▸ TRY IT: Lines from the listing below that contain the string "Idoneità" are to be reported.

▸ ENTRIES SUPPLIED:

__________________________________________________

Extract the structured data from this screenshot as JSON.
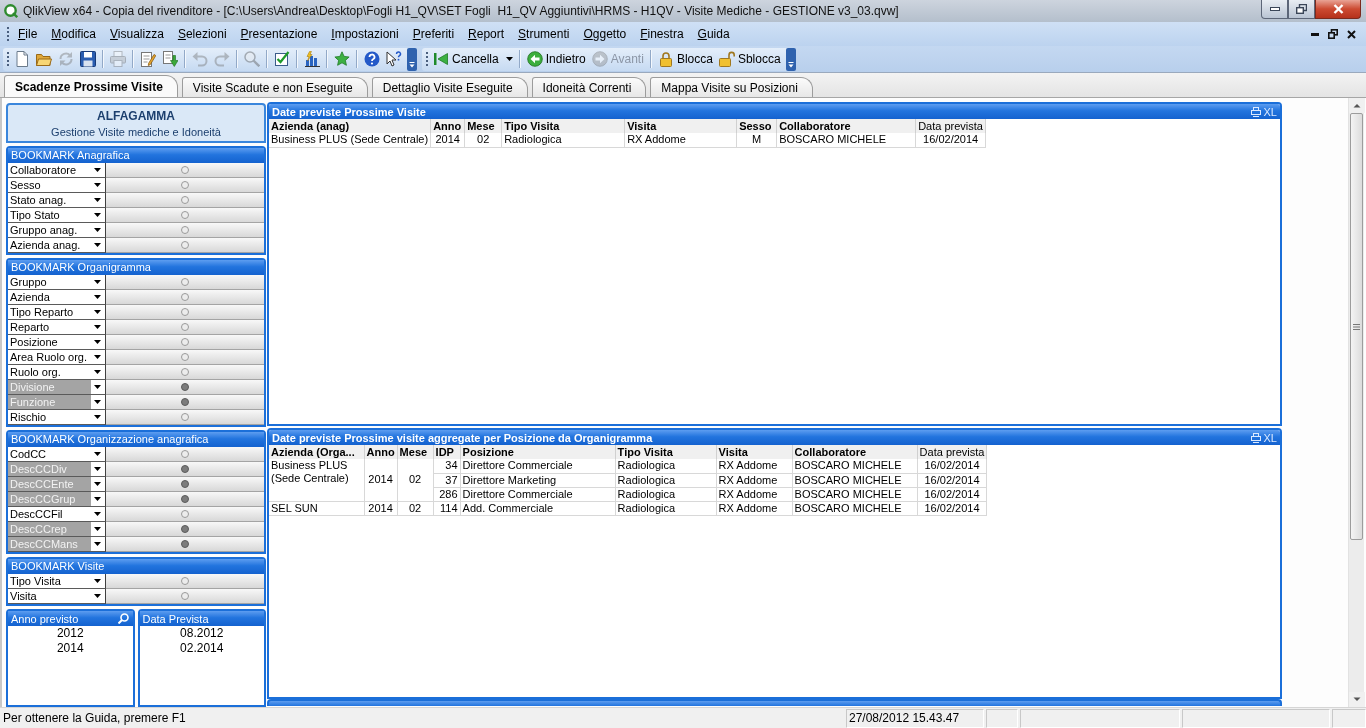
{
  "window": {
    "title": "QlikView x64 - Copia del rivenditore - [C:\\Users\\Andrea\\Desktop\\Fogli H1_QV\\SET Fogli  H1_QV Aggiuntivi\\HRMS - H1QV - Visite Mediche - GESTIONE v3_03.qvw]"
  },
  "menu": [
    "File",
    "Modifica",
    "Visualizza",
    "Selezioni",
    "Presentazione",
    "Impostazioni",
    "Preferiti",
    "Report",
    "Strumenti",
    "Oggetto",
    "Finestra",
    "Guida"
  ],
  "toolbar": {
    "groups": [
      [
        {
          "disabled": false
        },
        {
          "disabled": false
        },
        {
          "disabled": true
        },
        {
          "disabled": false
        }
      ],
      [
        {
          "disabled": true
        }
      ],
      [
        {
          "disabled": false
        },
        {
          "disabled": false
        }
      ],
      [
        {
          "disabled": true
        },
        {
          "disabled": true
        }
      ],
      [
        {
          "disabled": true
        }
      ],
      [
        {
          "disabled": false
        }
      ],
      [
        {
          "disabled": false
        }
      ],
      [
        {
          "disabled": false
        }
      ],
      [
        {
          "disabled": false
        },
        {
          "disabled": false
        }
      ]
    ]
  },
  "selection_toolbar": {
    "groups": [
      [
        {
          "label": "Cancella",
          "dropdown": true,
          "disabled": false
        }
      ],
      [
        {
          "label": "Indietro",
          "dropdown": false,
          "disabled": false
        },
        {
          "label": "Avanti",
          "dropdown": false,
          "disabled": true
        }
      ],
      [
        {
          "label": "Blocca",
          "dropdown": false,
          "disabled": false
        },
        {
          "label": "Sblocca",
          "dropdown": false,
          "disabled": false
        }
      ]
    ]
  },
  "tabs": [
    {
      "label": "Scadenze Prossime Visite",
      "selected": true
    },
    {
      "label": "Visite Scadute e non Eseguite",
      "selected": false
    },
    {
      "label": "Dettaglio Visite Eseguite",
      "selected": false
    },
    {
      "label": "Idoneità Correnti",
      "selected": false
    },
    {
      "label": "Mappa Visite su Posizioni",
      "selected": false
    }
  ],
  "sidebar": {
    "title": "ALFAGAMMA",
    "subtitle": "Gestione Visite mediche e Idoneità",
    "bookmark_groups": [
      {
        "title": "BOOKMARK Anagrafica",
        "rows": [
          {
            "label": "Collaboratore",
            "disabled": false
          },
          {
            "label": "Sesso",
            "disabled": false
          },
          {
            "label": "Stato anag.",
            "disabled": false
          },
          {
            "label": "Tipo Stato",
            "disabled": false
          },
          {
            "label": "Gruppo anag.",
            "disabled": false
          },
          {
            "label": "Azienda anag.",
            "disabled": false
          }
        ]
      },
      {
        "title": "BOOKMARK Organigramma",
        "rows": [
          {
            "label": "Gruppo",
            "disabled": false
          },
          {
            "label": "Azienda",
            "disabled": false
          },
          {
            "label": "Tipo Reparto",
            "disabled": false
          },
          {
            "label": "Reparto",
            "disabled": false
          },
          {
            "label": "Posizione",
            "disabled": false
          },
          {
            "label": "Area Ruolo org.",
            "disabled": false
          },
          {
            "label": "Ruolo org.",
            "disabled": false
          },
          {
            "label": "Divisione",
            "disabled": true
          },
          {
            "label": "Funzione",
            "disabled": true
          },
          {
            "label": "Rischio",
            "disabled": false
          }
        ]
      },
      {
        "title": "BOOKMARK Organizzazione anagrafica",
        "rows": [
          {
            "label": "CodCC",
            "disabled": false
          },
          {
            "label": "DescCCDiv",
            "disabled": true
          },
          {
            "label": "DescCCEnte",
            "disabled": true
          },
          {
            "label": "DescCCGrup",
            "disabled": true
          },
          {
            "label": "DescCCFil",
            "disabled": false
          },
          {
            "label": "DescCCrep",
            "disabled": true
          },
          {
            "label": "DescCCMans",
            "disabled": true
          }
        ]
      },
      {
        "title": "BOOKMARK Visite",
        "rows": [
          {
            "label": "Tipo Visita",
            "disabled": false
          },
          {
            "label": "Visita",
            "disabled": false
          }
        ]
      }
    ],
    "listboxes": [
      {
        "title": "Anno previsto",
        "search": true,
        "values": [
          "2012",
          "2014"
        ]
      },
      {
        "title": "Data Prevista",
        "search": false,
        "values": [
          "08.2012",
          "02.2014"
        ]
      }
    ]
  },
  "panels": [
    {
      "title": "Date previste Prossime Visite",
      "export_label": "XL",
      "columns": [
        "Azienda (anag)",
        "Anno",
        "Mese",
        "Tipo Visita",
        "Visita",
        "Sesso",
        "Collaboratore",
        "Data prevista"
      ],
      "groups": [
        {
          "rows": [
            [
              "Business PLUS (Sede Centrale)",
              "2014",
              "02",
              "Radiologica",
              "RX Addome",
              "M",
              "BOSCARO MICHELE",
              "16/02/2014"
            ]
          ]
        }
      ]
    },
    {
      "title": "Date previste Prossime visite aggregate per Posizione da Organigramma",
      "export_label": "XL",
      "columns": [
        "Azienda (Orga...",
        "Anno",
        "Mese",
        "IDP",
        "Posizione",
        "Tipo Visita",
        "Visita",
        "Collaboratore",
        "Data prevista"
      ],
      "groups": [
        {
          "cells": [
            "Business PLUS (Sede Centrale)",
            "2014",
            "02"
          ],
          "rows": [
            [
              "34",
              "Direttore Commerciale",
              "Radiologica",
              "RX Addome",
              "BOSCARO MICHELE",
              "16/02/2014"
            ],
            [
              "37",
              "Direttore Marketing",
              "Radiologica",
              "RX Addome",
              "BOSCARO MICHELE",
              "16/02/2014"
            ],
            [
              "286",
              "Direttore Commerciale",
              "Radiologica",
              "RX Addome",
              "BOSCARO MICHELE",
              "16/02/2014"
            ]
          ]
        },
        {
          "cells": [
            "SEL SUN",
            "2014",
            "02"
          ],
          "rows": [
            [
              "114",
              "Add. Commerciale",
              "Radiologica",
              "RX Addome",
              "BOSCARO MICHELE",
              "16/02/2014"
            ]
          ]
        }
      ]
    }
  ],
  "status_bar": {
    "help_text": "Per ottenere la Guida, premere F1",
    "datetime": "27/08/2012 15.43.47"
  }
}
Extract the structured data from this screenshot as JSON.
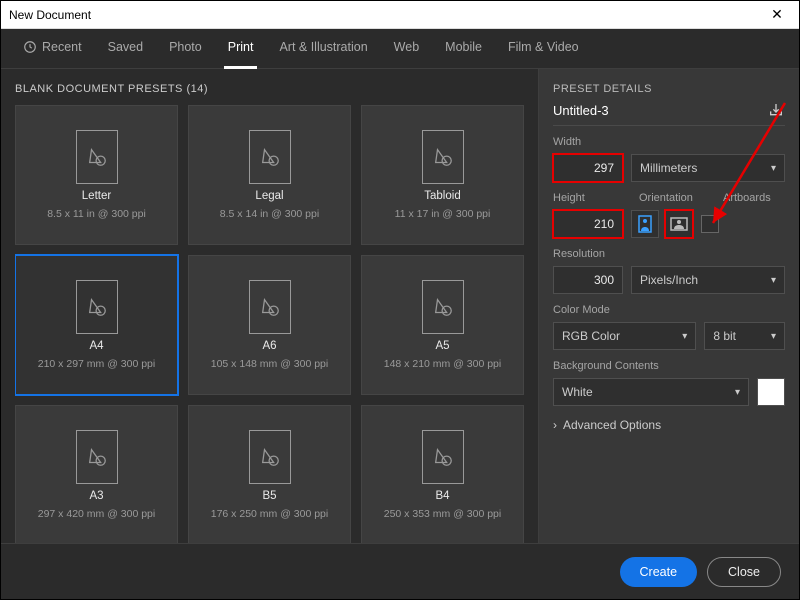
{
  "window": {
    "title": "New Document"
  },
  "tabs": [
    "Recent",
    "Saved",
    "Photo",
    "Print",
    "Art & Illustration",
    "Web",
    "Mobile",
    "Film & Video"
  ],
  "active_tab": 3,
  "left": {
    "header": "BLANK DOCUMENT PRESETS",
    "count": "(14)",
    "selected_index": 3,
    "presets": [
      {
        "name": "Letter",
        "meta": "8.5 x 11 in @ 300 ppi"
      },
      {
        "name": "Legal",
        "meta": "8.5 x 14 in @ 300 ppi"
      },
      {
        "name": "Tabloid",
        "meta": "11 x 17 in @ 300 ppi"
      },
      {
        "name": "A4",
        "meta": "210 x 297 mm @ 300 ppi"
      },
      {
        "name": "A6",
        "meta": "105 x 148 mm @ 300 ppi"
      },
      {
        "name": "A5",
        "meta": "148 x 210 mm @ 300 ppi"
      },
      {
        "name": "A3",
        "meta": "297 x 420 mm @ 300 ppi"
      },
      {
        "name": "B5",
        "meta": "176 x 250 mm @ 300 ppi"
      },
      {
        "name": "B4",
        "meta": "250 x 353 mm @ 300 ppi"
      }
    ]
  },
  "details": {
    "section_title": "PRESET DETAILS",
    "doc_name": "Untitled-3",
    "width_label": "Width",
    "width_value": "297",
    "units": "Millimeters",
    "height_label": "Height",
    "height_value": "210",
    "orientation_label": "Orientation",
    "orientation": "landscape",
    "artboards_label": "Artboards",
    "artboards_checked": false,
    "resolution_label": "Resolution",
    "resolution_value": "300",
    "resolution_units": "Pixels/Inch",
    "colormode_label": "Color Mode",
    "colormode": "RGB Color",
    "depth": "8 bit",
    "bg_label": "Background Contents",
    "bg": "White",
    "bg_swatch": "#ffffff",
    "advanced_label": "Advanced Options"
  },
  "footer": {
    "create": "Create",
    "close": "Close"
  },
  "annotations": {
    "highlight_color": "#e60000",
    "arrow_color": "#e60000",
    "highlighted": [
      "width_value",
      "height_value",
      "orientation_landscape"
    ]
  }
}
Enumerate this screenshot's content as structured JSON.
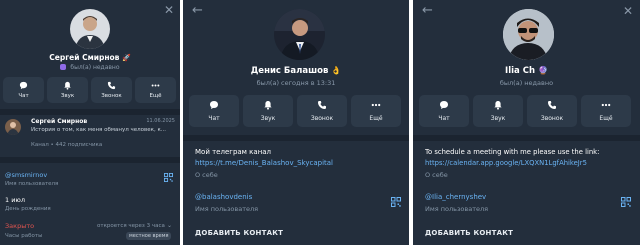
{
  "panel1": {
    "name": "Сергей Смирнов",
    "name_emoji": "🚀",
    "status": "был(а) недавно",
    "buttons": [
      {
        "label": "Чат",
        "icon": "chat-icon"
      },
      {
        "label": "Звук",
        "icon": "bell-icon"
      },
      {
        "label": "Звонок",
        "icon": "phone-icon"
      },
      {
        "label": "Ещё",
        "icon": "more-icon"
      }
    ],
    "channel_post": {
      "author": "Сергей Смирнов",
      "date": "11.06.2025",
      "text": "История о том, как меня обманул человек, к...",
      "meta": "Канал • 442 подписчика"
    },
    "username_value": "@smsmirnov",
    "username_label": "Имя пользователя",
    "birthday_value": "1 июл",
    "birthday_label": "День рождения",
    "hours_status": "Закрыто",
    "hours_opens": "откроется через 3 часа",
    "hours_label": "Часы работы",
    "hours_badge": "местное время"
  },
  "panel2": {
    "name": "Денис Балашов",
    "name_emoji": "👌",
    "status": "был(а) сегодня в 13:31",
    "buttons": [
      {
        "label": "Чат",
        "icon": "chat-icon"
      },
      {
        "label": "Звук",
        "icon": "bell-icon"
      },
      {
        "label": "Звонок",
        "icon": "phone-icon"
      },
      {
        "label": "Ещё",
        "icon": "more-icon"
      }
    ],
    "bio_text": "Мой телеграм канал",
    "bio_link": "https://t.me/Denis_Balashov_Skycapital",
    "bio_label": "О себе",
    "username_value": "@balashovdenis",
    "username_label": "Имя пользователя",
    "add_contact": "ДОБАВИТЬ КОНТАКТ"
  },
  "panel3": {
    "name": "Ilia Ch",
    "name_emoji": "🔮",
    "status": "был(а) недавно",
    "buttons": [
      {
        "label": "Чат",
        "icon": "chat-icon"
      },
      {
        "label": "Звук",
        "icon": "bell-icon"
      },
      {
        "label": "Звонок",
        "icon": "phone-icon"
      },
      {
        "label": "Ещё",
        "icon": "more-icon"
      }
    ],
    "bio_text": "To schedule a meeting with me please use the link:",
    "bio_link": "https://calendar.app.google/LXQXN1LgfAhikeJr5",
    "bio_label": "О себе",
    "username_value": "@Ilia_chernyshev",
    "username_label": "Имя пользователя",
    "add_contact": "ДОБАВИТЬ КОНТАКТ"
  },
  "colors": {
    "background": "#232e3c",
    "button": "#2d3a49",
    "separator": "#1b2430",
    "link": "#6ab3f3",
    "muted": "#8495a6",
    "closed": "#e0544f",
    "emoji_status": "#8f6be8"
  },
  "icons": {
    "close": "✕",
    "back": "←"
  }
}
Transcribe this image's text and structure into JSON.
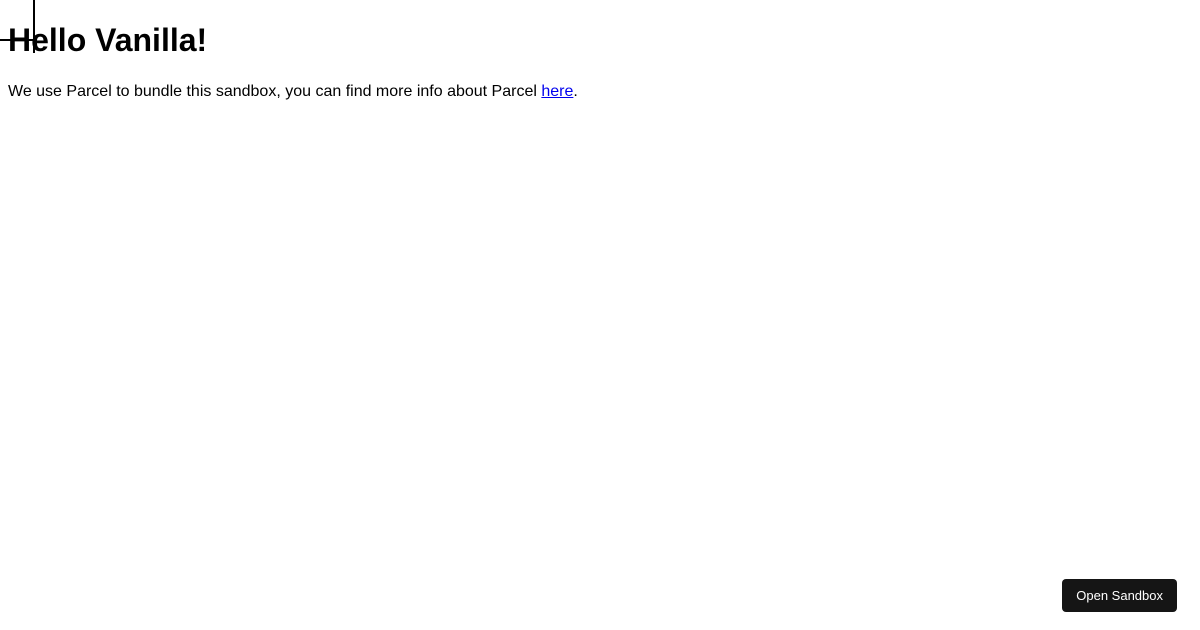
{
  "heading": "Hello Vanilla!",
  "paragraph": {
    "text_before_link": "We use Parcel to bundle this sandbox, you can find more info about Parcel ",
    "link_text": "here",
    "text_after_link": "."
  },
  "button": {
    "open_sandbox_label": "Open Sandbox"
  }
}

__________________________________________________

▸ FINAL ANSWER:
      "label": "Idoneità Correnti",
    "subtitle": "Gestione Visite mediche e Idoneità",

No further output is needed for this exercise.